Kimberly KnillThe State Bar’s Judicial Nominees Evaluation (JNE) Commission investigates every judicial candidate being considered for appointment by the governor.

Our mission is to promote a California judiciary of quality and integrity by providing independent, comprehensive, accurate and fair evaluations of candidates for judicial appointment and nomination. This past year, the commission conducted 169 evaluations. These consisted of 151 superior court evaluations, 16 Court of Appeal evaluations and two Supreme Court evaluations. 

We meet six times a year in San Francisco or Los Angeles, and our investigations are ongoing year-round. But our most important resource is you.

Our work includes soliciting information from attorneys, judges and others in the legal community for each candidate we review. The confidential comment forms we send out allow members of the community to rate a candidate’s professional reputation and ability, legal experience, judicial temperament and work ethic, as well as any bias that may be present. We also ask members of the community to provide an overall rating for each candidate: exceptionally well-qualified, well-qualified, qualified or not qualified.

One of our goals for the upcoming year is focused on you, the raters. Because we value and require the community’s input in every evaluation we undertake, we are working to improve our ability to reach you in the most efficient way possible. Your voice makes a difference to us and to the governor. Over the past several years we have utilized SurveyMonkey to send surveys by email, but we are working on a new, more user-friendly method for sending rating forms through email. We hope to launch this new comment method by the end of the year.

Another goal for the upcoming year is focused on the future members of the judiciary: those preparing to apply for a judicial position. The process of submitting a judicial application (with its 74 separate questions) and being vetted by JNE may seem daunting. We’re here to shed light on the process. Although the specifics of a candidate’s investigation are strictly confidential, we are available to help explain how to navigate the application process and what to expect from JNE if the governor requests an evaluation. For example, we can answer questions such as how many commissioners will be assigned to a candidate’s investigation, how long an investigation will take, whether an interview will be necessary, and if so, who will be present, whether a candidate will be provided with the commission’s overall rating at the conclusion of JNE’s investigation, what to do if a candidate is found not qualified for the bench and how the appeal process is handled.

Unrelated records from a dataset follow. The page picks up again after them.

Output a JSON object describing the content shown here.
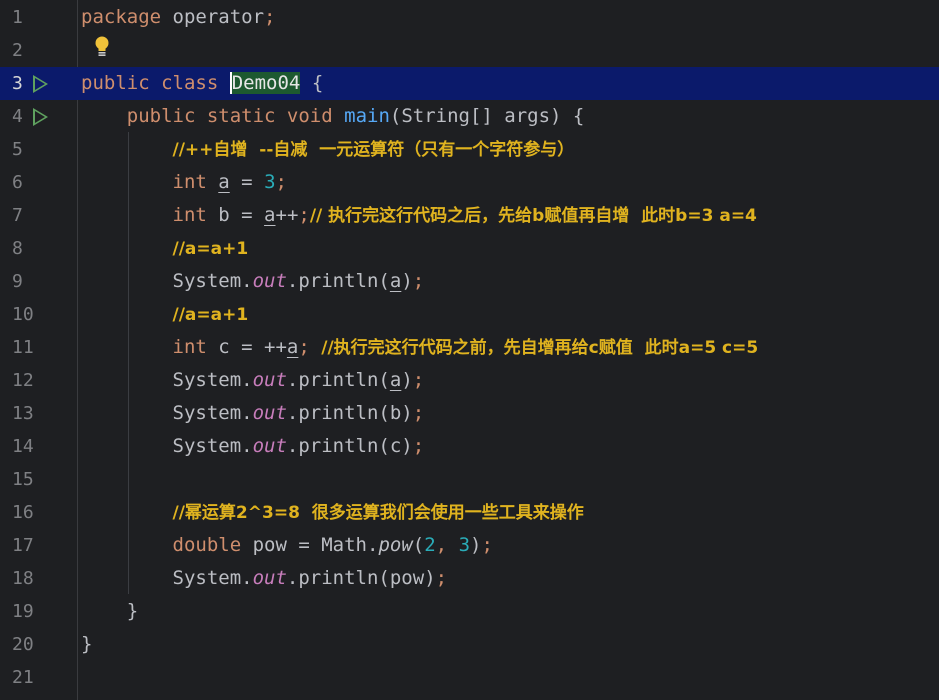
{
  "lines": [
    {
      "n": "1",
      "t": [
        [
          "kw",
          "package "
        ],
        [
          "p",
          "operator"
        ],
        [
          "kw",
          ";"
        ]
      ]
    },
    {
      "n": "2",
      "t": []
    },
    {
      "n": "3",
      "run": true,
      "active": true,
      "t": [
        [
          "kw",
          "public "
        ],
        [
          "kw",
          "class "
        ],
        [
          "clshl",
          "Demo04"
        ],
        [
          "p",
          " {"
        ]
      ]
    },
    {
      "n": "4",
      "run": true,
      "t": [
        [
          "p",
          "    "
        ],
        [
          "kw",
          "public "
        ],
        [
          "kw",
          "static "
        ],
        [
          "kw",
          "void "
        ],
        [
          "fn",
          "main"
        ],
        [
          "p",
          "(String[] args) {"
        ]
      ]
    },
    {
      "n": "5",
      "t": [
        [
          "p",
          "        "
        ],
        [
          "cmt",
          "//++自增  --自减  一元运算符（只有一个字符参与）"
        ]
      ]
    },
    {
      "n": "6",
      "t": [
        [
          "p",
          "        "
        ],
        [
          "kw",
          "int "
        ],
        [
          "ul",
          "a"
        ],
        [
          "p",
          " = "
        ],
        [
          "num",
          "3"
        ],
        [
          "kw",
          ";"
        ]
      ]
    },
    {
      "n": "7",
      "t": [
        [
          "p",
          "        "
        ],
        [
          "kw",
          "int "
        ],
        [
          "p",
          "b = "
        ],
        [
          "ul",
          "a"
        ],
        [
          "p",
          "++"
        ],
        [
          "kw",
          ";"
        ],
        [
          "cmt",
          "// 执行完这行代码之后，先给b赋值再自增  此时b=3 a=4"
        ]
      ]
    },
    {
      "n": "8",
      "t": [
        [
          "p",
          "        "
        ],
        [
          "cmt",
          "//a=a+1"
        ]
      ]
    },
    {
      "n": "9",
      "t": [
        [
          "p",
          "        "
        ],
        [
          "p",
          "System."
        ],
        [
          "fld",
          "out"
        ],
        [
          "p",
          ".println("
        ],
        [
          "ul",
          "a"
        ],
        [
          "p",
          ")"
        ],
        [
          "kw",
          ";"
        ]
      ]
    },
    {
      "n": "10",
      "t": [
        [
          "p",
          "        "
        ],
        [
          "cmt",
          "//a=a+1"
        ]
      ]
    },
    {
      "n": "11",
      "t": [
        [
          "p",
          "        "
        ],
        [
          "kw",
          "int "
        ],
        [
          "p",
          "c = ++"
        ],
        [
          "ul",
          "a"
        ],
        [
          "kw",
          "; "
        ],
        [
          "cmt",
          "//执行完这行代码之前，先自增再给c赋值  此时a=5 c=5"
        ]
      ]
    },
    {
      "n": "12",
      "t": [
        [
          "p",
          "        "
        ],
        [
          "p",
          "System."
        ],
        [
          "fld",
          "out"
        ],
        [
          "p",
          ".println("
        ],
        [
          "ul",
          "a"
        ],
        [
          "p",
          ")"
        ],
        [
          "kw",
          ";"
        ]
      ]
    },
    {
      "n": "13",
      "t": [
        [
          "p",
          "        "
        ],
        [
          "p",
          "System."
        ],
        [
          "fld",
          "out"
        ],
        [
          "p",
          ".println(b)"
        ],
        [
          "kw",
          ";"
        ]
      ]
    },
    {
      "n": "14",
      "t": [
        [
          "p",
          "        "
        ],
        [
          "p",
          "System."
        ],
        [
          "fld",
          "out"
        ],
        [
          "p",
          ".println(c)"
        ],
        [
          "kw",
          ";"
        ]
      ]
    },
    {
      "n": "15",
      "t": []
    },
    {
      "n": "16",
      "t": [
        [
          "p",
          "        "
        ],
        [
          "cmt",
          "//幂运算2^3=8  很多运算我们会使用一些工具来操作"
        ]
      ]
    },
    {
      "n": "17",
      "t": [
        [
          "p",
          "        "
        ],
        [
          "kw",
          "double "
        ],
        [
          "p",
          "pow = Math."
        ],
        [
          "stat",
          "pow"
        ],
        [
          "p",
          "("
        ],
        [
          "num",
          "2"
        ],
        [
          "kw",
          ", "
        ],
        [
          "num",
          "3"
        ],
        [
          "p",
          ")"
        ],
        [
          "kw",
          ";"
        ]
      ]
    },
    {
      "n": "18",
      "t": [
        [
          "p",
          "        "
        ],
        [
          "p",
          "System."
        ],
        [
          "fld",
          "out"
        ],
        [
          "p",
          ".println(pow)"
        ],
        [
          "kw",
          ";"
        ]
      ]
    },
    {
      "n": "19",
      "t": [
        [
          "p",
          "    }"
        ]
      ]
    },
    {
      "n": "20",
      "t": [
        [
          "p",
          "}"
        ]
      ]
    },
    {
      "n": "21",
      "t": []
    }
  ],
  "icons": {
    "run": "run-gutter-icon",
    "bulb": "lightbulb-intention-icon"
  },
  "colors": {
    "background": "#1e1f22",
    "keyword": "#cf8e6d",
    "comment": "#e0b31f",
    "number": "#2aacb8",
    "field": "#c77dbb",
    "active_line": "#0b1a6b"
  }
}
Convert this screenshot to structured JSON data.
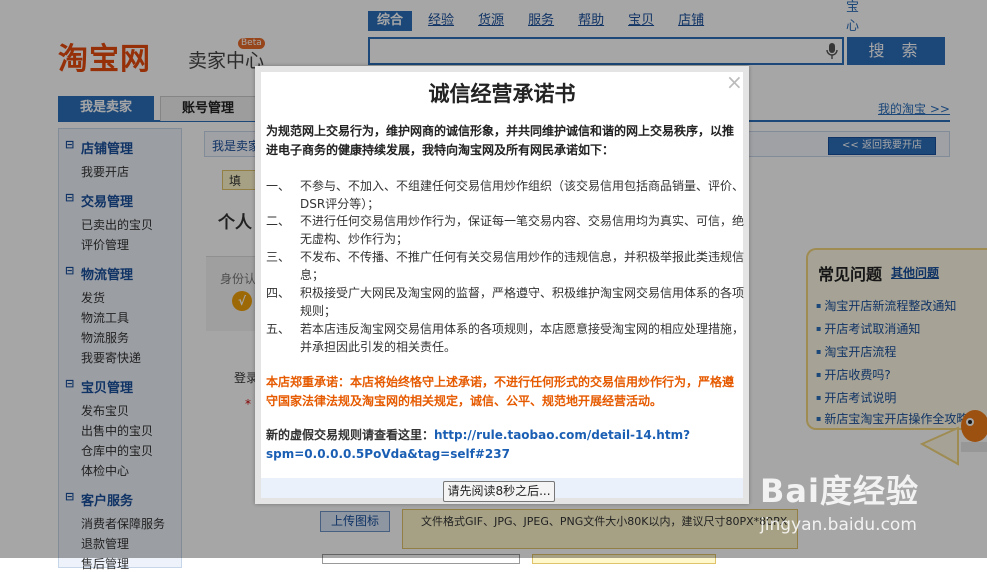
{
  "header": {
    "logo_text": "淘宝网",
    "logo_sub": "卖家中心",
    "beta": "Beta",
    "search_tabs": [
      "综合",
      "经验",
      "货源",
      "服务",
      "帮助",
      "宝贝",
      "店铺"
    ],
    "search_button": "搜 索",
    "top_links": [
      "宝",
      "心"
    ]
  },
  "nav": {
    "tabs": [
      "我是卖家",
      "账号管理"
    ],
    "my_taobao": "我的淘宝 >>"
  },
  "sidebar": {
    "sections": [
      {
        "title": "店铺管理",
        "items": [
          "我要开店"
        ]
      },
      {
        "title": "交易管理",
        "items": [
          "已卖出的宝贝",
          "评价管理"
        ]
      },
      {
        "title": "物流管理",
        "items": [
          "发货",
          "物流工具",
          "物流服务",
          "我要寄快递"
        ]
      },
      {
        "title": "宝贝管理",
        "items": [
          "发布宝贝",
          "出售中的宝贝",
          "仓库中的宝贝",
          "体检中心"
        ]
      },
      {
        "title": "客户服务",
        "items": [
          "消费者保障服务",
          "退款管理",
          "售后管理"
        ]
      }
    ]
  },
  "main": {
    "crumb": "我是卖家",
    "back_button": "<< 返回我要开店",
    "tip_fill": "填",
    "page_title": "个人",
    "id_label": "身份认",
    "login_label": "登录",
    "req_star": "*",
    "upload_button": "上传图标",
    "upload_note": "文件格式GIF、JPG、JPEG、PNG文件大小80K以内，建议尺寸80PX*80PX"
  },
  "help": {
    "title": "常见问题",
    "more": "其他问题",
    "items": [
      "淘宝开店新流程整改通知",
      "开店考试取消通知",
      "淘宝开店流程",
      "开店收费吗?",
      "开店考试说明",
      "新店宝淘宝开店操作全攻略"
    ]
  },
  "modal": {
    "title": "诚信经营承诺书",
    "intro": "为规范网上交易行为，维护网商的诚信形象，并共同维护诚信和谐的网上交易秩序，以推进电子商务的健康持续发展，我特向淘宝网及所有网民承诺如下：",
    "items": [
      {
        "num": "一、",
        "text": "不参与、不加入、不组建任何交易信用炒作组织（该交易信用包括商品销量、评价、DSR评分等）；"
      },
      {
        "num": "二、",
        "text": "不进行任何交易信用炒作行为，保证每一笔交易内容、交易信用均为真实、可信，绝无虚构、炒作行为；"
      },
      {
        "num": "三、",
        "text": "不发布、不传播、不推广任何有关交易信用炒作的违规信息，并积极举报此类违规信息；"
      },
      {
        "num": "四、",
        "text": "积极接受广大网民及淘宝网的监督，严格遵守、积极维护淘宝网交易信用体系的各项规则；"
      },
      {
        "num": "五、",
        "text": "若本店违反淘宝网交易信用体系的各项规则，本店愿意接受淘宝网的相应处理措施，并承担因此引发的相关责任。"
      }
    ],
    "important": "本店郑重承诺：本店将始终恪守上述承诺，不进行任何形式的交易信用炒作行为，严格遵守国家法律法规及淘宝网的相关规定，诚信、公平、规范地开展经营活动。",
    "rule_prefix": "新的虚假交易规则请查看这里：",
    "rule_link": "http://rule.taobao.com/detail-14.htm?spm=0.0.0.0.5PoVda&tag=self#237",
    "read_button": "请先阅读8秒之后...",
    "close": "×"
  },
  "watermark": {
    "brand": "Bai度经验",
    "url": "jingyan.baidu.com"
  },
  "colors": {
    "accent": "#2a6dbb",
    "logo": "#e64b0e",
    "warning": "#e65a00"
  }
}
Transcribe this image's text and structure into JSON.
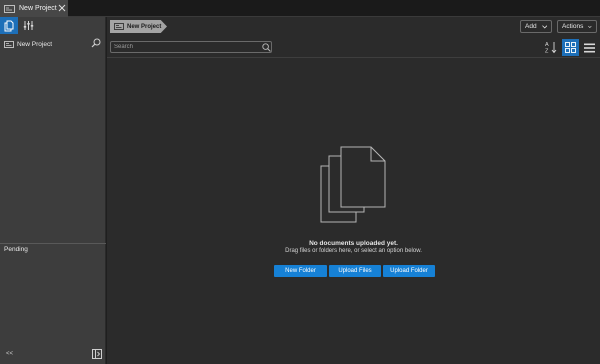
{
  "tab": {
    "label": "New Project"
  },
  "sidebar": {
    "tools": [
      {
        "icon": "documents-icon",
        "active": true
      },
      {
        "icon": "sliders-icon",
        "active": false
      }
    ],
    "project_label": "New Project",
    "pending_label": "Pending",
    "collapse_label": "<<"
  },
  "main": {
    "breadcrumb": "New Project",
    "add_label": "Add",
    "actions_label": "Actions",
    "search_placeholder": "Search",
    "empty_title": "No documents uploaded yet.",
    "empty_subtitle": "Drag files or folders here, or select an option below.",
    "buttons": [
      "New Folder",
      "Upload Files",
      "Upload Folder"
    ]
  },
  "colors": {
    "accent": "#1d6fb8",
    "primary_button": "#1681d6",
    "background": "#2b2b2b",
    "sidebar": "#3d3d3d"
  }
}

In the coming year, we will continue our outreach to bar associations, Inns of Court and other legal organizations throughout the state by offering to take part in events that explore the judicial application and selection process. If you would like to schedule an event with participation from the JNE Commission, we will see that a commissioner is available to attend.

The work we do is challenging but highly rewarding, and the commission is seeking applicants for its 2016 class. Any California lawyer, former judicial officer or member of the public who has an interest in serving is invited to apply. The application deadline is June 1. Additional information and the application can be found on the JNE page of the State Bar website.

Kimberly Knill, a legal research attorney with the Orange County Superior Court, last month became chair of the JNE Commission, which vets all candidates being considered for a judicial appointment by the governor.